“Never compare your beginning to someone else’s middle”
After 18 months of intensive work, my eight-year-old son earned his blue belt in karate. For a young wiggly boy who has difficulty maintaining the concentration (and stillness!) required by his Sensei, this was a huge accomplishment. He proudly put on his blue belt and moved up to a completely different class level. And then something unusual happened. He began wanting to avoid karate class. And then he shocked me with this announcement: “Maybe I should stop karate and do something else.”
Finally, last night, he told me what was wrong: he didn’t know the new skills. “The boys in the class all know the new hokei so well. I don’t know what I’m doing.” Having spent the last ten years translating all the unspoken things that men and boys are feeling inside, I heard what was underneath the surface: Everyone is doing better than I, and I can’t keep up. I’m embarrassed … I feel inadequate. And since feeling inadequate is by far the most painful feeling for a male, a guy may instinctively prefer to check out rather than risk feeling this way any longer.
But of course, this type of discouragement is not limited to men. How many times have I compared myself or my success to someone else’s — and felt privately jealous or like I am found wanting? How many times have you? Not long ago, many years of work and intense personal dedication culminated in my releasing a new venture and a new book in a new arena. With great hopes, I released it … and watched as it quietly deflated. Depressed, I watched others in the same arena expand their reach by leaps and bounds. What was wrong with what I did? Was I not cut out for this?

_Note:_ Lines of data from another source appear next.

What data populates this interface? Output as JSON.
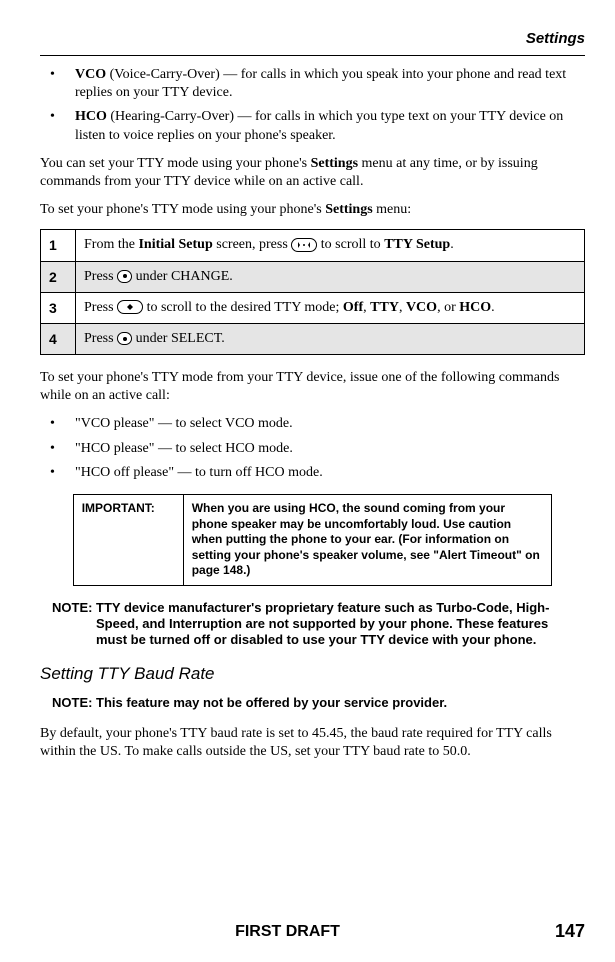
{
  "header": {
    "section": "Settings"
  },
  "bullets_top": [
    {
      "abbr": "VCO",
      "rest": " (Voice-Carry-Over) — for calls in which you speak into your phone and read text replies on your TTY device."
    },
    {
      "abbr": "HCO",
      "rest": " (Hearing-Carry-Over) — for calls in which you type text on your TTY device on listen to voice replies on your phone's speaker."
    }
  ],
  "para_set_mode": {
    "p1_a": "You can set your TTY mode using your phone's ",
    "p1_b": "Settings",
    "p1_c": " menu at any time, or by issuing commands from your TTY device while on an active call.",
    "p2_a": "To set your phone's TTY mode using your phone's ",
    "p2_b": "Settings",
    "p2_c": " menu:"
  },
  "steps": [
    {
      "num": "1",
      "parts": [
        "From the ",
        "Initial Setup",
        " screen, press ",
        "ICON_R",
        " to scroll to ",
        "TTY Setup",
        "."
      ]
    },
    {
      "num": "2",
      "parts": [
        "Press ",
        "ICON_B",
        " under CHANGE."
      ]
    },
    {
      "num": "3",
      "parts": [
        "Press ",
        "ICON_S",
        " to scroll to the desired TTY mode; ",
        "Off",
        ", ",
        "TTY",
        ", ",
        "VCO",
        ", or ",
        "HCO",
        "."
      ]
    },
    {
      "num": "4",
      "parts": [
        "Press ",
        "ICON_B",
        " under SELECT."
      ]
    }
  ],
  "para_set_from_device": "To set your phone's TTY mode from your TTY device, issue one of the following commands while on an active call:",
  "bullets_commands": [
    "\"VCO please\" — to select VCO mode.",
    "\"HCO please\" — to select HCO mode.",
    "\"HCO off please\" — to turn off HCO mode."
  ],
  "important": {
    "label": "IMPORTANT:",
    "text": "When you are using HCO, the sound coming from your phone speaker may be uncomfortably loud. Use caution when putting the phone to your ear. (For information on setting your phone's speaker volume, see \"Alert Timeout\" on page 148.)"
  },
  "note1": "NOTE: TTY device manufacturer's proprietary feature such as Turbo-Code, High-Speed, and Interruption are not supported by your phone. These features must be turned off or disabled to use your TTY device with your phone.",
  "subheading": "Setting TTY Baud Rate",
  "note2": "NOTE: This feature may not be offered by your service provider.",
  "para_baud": "By default, your phone's TTY baud rate is set to 45.45, the baud rate required for TTY calls within the US. To make calls outside the US, set your TTY baud rate to 50.0.",
  "footer": {
    "center": "FIRST DRAFT",
    "page": "147"
  }
}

Sigh. Maybe I should stop going this direction and do something else.
Hm … sounds familiar. …
This morning, my friend and assistant Julie forwarded me a blog post she had read by Jon Acuff talking about this exact dynamic — and it floored me. Acuff is an accomplished author and loves speaking on stage, but one day in the unfamiliar format of radio on an interview with a supremely accomplished radio host, he was feeling inadequate. The producer told him to remember that this host had been perfecting his skills in radio for 17 years.
Acuff said he realized a very important truth. “Never compare your beginning to someone else’s middle.”
I read those words and realized: there was my answer. And then I called my little boy over and read him the entire blog post. He went from squirming and anxious to pack his bag for school, to listening intently. He looked up at me and said, “That makes me feel good. I’m the only new kid in the blue belt class. But I won’t be for long.” And off he ran to school.
My heartfelt thanks from my son and me, Mr. Acuff. I’m the new kid right now, and it’s uncomfortable. But, God willing, I won’t be for long!